Your objective: For the data below, report only the number of lines containing the string "BAŞKA".

--- Records shown Enclosed Below ---

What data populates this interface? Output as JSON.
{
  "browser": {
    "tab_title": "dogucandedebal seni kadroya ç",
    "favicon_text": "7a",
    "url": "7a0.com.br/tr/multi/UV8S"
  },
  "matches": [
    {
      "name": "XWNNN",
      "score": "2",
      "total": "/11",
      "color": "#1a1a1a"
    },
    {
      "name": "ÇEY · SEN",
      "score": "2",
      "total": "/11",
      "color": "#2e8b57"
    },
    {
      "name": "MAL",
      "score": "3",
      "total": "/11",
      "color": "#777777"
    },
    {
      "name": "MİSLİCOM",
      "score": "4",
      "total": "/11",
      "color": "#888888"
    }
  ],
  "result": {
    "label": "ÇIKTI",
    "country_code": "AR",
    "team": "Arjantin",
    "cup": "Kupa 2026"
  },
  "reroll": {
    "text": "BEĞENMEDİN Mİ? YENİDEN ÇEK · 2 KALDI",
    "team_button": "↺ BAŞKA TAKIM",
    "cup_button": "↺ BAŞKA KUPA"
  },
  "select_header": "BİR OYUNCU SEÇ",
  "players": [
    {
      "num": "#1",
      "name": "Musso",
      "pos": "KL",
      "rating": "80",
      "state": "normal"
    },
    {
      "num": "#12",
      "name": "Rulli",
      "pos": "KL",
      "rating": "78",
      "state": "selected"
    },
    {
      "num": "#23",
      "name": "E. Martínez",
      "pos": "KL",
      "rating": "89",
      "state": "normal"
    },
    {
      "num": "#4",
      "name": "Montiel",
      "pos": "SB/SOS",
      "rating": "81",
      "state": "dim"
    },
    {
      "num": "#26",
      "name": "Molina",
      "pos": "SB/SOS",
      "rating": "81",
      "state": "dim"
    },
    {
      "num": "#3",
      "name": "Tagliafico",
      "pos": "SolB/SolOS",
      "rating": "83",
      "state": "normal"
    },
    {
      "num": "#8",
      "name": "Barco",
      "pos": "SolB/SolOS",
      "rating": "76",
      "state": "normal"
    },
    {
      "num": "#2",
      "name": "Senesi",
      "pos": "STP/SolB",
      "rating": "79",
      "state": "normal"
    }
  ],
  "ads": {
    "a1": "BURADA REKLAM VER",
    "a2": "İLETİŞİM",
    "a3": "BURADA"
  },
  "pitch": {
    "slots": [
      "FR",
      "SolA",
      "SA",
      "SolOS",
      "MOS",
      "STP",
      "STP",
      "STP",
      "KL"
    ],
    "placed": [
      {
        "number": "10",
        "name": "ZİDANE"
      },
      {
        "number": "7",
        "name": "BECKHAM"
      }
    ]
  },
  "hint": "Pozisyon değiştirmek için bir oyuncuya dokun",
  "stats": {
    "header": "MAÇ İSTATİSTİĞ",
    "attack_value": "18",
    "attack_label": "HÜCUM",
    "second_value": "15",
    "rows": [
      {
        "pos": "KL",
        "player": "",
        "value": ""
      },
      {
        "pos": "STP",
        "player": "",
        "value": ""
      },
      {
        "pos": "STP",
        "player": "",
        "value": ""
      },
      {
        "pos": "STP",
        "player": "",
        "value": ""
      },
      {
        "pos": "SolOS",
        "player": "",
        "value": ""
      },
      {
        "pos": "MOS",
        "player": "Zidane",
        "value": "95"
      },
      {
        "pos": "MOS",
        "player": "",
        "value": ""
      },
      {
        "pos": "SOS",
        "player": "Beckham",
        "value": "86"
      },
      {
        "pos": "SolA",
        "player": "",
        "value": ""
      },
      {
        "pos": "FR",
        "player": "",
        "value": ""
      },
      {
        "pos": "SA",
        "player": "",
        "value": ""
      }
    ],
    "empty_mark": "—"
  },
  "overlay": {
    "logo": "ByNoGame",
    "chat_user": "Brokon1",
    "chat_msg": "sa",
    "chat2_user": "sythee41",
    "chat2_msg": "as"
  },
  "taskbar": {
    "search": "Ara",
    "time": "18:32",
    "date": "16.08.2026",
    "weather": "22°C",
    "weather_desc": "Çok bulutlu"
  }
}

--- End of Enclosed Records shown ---

Answer to this task: 2